RECORDS PROVIDED =>
━━━━━━━━━━
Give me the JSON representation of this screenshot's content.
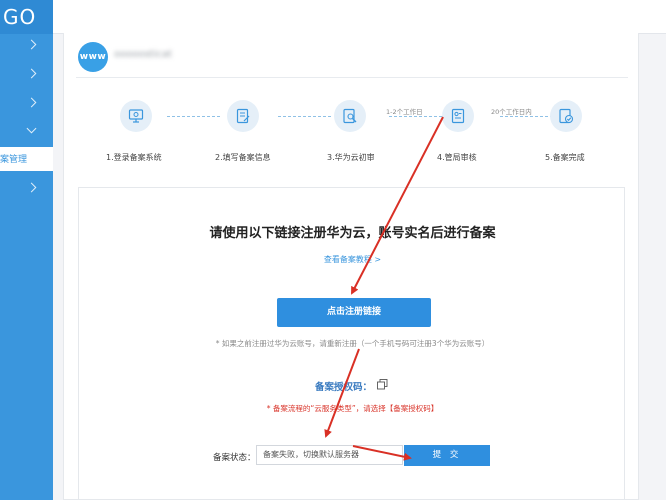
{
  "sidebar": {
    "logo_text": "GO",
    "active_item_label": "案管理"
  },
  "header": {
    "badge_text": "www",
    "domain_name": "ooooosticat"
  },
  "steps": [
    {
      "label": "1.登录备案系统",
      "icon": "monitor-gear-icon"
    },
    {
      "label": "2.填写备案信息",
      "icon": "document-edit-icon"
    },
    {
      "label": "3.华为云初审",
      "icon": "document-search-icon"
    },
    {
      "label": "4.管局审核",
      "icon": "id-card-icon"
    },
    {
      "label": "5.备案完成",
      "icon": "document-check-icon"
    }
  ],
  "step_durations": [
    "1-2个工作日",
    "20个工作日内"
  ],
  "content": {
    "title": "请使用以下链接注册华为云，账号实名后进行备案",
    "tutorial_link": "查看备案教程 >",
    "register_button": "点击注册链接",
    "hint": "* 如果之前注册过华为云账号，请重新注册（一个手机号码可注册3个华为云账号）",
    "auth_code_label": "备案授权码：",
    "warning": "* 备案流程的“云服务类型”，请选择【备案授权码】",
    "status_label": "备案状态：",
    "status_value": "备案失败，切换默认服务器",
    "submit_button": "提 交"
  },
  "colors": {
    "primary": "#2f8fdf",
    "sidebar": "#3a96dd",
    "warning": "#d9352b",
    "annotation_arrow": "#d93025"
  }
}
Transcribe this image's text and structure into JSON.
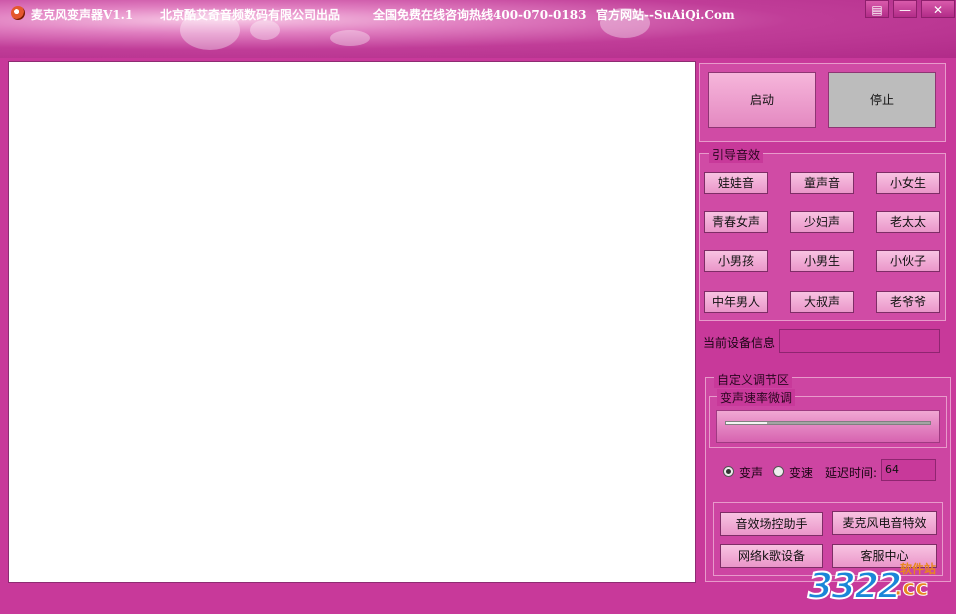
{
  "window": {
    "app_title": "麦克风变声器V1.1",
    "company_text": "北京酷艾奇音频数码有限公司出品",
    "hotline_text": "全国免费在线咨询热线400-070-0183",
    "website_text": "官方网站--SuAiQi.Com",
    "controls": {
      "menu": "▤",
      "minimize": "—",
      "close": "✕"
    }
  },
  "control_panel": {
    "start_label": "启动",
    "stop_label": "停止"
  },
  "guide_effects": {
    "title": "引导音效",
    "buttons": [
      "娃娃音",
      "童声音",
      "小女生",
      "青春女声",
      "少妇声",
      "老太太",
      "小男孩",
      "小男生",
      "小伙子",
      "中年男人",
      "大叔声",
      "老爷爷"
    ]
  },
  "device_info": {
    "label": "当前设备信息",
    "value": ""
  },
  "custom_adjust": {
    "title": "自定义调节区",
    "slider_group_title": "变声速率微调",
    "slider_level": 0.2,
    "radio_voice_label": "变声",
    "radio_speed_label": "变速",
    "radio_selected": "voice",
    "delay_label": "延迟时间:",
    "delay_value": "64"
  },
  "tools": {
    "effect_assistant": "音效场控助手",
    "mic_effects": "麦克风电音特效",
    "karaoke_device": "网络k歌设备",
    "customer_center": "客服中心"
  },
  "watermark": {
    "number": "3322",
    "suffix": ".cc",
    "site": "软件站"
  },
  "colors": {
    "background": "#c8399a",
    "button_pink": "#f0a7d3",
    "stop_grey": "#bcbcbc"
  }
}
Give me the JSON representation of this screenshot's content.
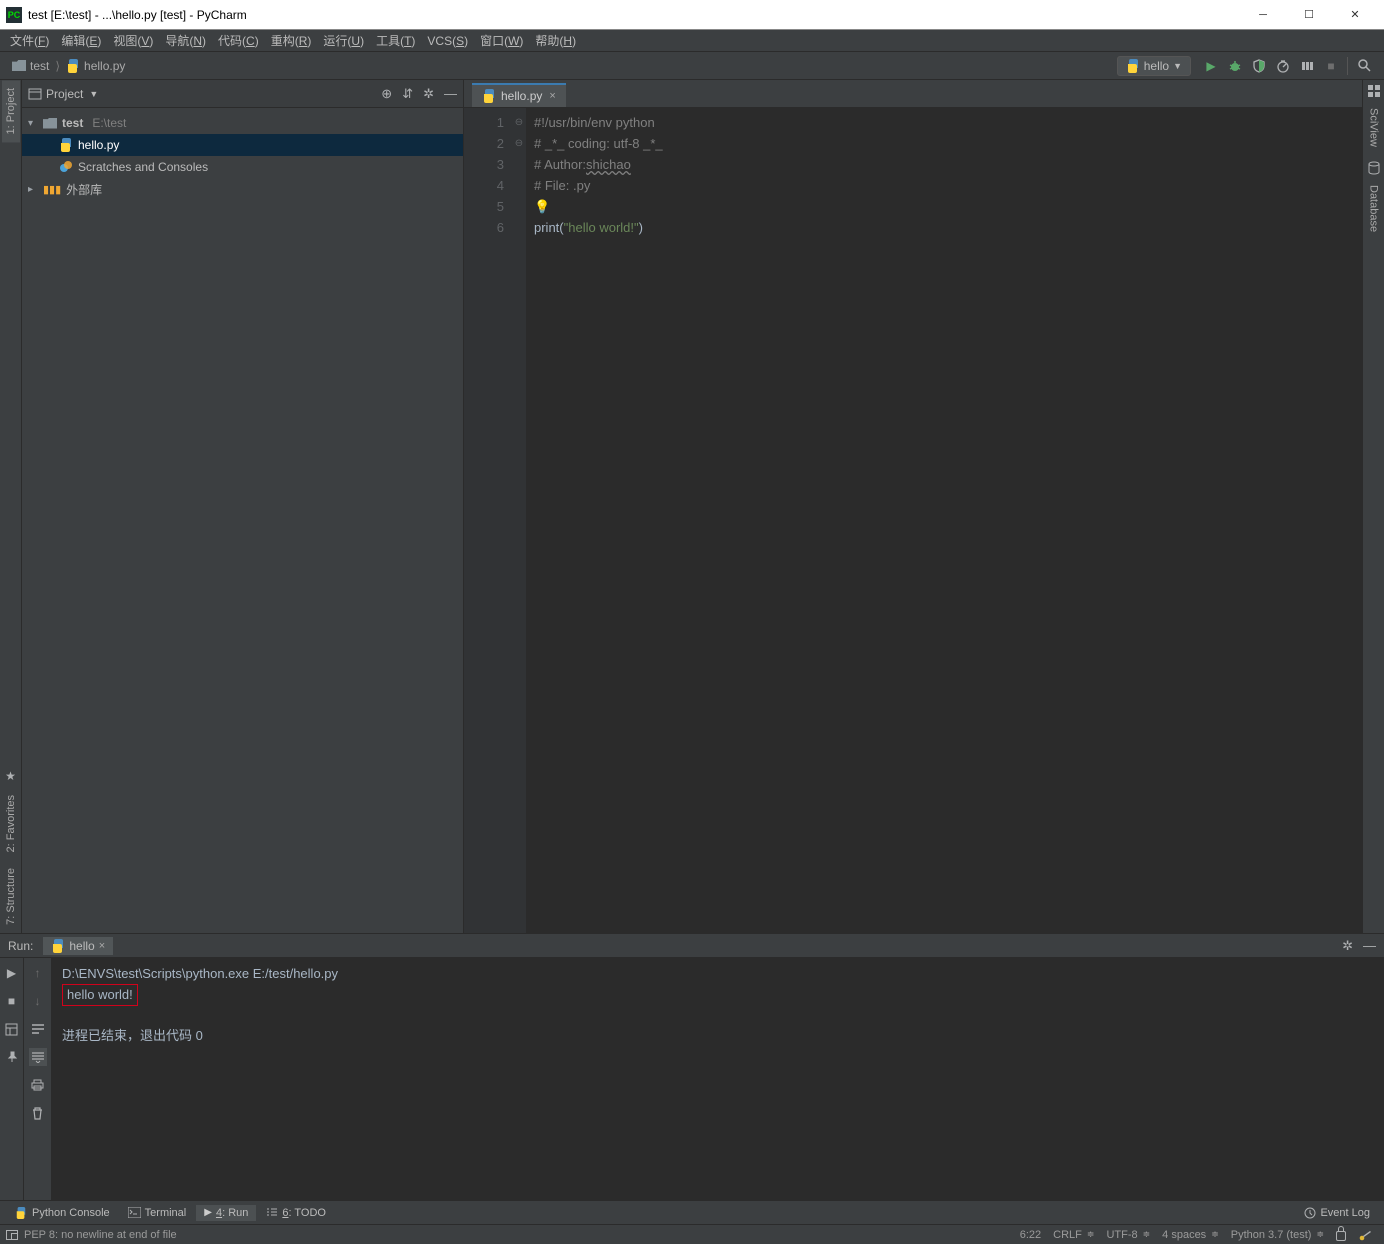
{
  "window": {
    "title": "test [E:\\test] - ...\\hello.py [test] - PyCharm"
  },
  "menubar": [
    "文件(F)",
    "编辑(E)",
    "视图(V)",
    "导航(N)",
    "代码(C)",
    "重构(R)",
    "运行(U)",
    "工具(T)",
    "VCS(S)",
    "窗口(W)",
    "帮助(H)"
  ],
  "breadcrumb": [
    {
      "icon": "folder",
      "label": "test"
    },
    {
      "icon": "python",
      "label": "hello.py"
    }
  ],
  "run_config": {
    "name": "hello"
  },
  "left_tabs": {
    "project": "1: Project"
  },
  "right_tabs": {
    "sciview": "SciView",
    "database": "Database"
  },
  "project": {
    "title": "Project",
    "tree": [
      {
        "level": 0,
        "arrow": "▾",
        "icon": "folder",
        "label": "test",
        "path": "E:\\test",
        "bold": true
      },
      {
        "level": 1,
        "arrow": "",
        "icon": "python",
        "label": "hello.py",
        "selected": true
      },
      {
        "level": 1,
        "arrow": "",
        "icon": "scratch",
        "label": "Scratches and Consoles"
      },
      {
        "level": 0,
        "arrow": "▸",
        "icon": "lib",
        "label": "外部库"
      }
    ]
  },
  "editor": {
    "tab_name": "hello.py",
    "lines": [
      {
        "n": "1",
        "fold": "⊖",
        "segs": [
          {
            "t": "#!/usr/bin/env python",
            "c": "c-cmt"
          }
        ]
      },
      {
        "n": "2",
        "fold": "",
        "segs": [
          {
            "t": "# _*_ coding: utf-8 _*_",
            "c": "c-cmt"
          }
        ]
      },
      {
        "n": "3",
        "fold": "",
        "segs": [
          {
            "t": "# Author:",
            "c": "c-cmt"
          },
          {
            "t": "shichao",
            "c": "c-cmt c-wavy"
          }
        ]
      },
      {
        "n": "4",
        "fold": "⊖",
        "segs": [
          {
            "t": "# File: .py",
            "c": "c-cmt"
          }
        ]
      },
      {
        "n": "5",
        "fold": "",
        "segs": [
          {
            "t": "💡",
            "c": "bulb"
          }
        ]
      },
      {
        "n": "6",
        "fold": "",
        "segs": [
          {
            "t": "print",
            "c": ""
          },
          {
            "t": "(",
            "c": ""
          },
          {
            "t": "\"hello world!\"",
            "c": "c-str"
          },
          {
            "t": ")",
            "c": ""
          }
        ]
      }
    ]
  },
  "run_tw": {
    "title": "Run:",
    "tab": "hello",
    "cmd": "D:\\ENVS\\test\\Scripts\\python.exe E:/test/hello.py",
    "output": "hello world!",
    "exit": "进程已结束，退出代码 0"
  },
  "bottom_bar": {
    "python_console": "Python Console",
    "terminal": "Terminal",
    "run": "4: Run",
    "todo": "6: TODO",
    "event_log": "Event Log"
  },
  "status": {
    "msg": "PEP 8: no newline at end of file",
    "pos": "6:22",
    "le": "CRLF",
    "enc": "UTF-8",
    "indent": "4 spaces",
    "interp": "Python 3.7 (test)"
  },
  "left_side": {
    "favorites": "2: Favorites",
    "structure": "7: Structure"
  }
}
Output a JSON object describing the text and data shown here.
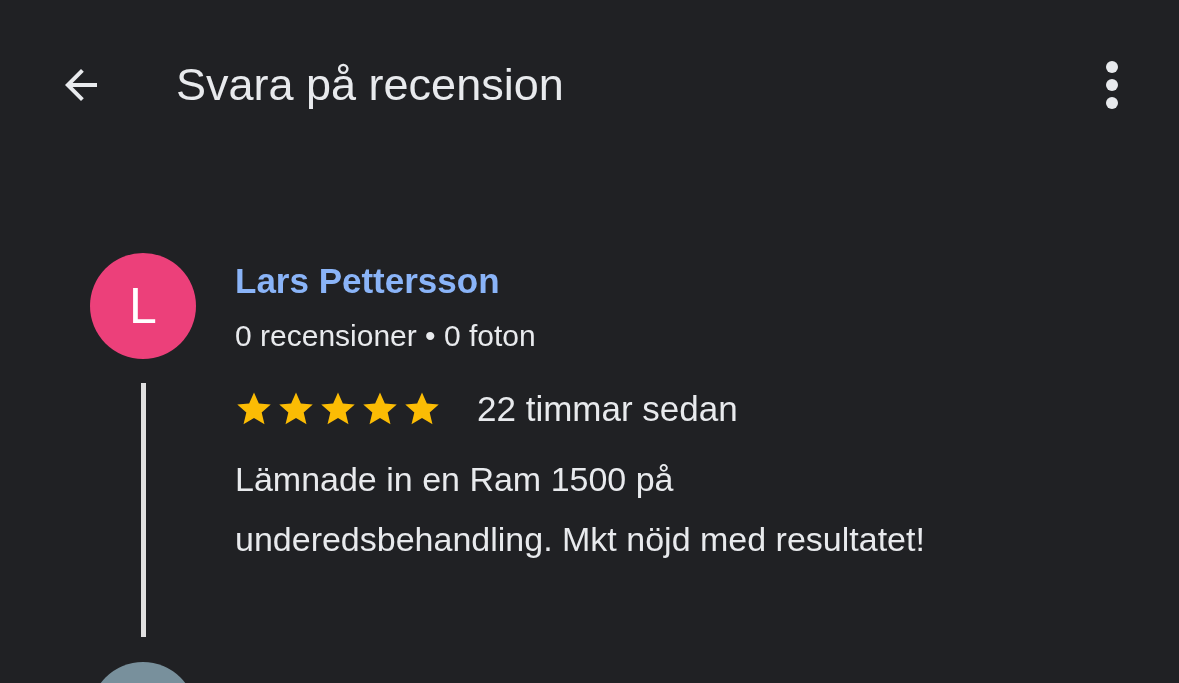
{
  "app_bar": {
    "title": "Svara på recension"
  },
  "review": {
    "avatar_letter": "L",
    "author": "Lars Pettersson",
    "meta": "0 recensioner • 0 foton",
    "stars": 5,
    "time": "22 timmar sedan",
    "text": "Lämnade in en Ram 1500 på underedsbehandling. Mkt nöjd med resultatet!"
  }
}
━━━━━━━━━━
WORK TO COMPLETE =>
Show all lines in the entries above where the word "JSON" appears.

TASK SOLUTION =>
Give me the JSON representation of this screenshot's content.
Transcribe this image's text and structure into JSON.
Give me the JSON representation of this screenshot's content.
Output a JSON object describing the text and data shown here.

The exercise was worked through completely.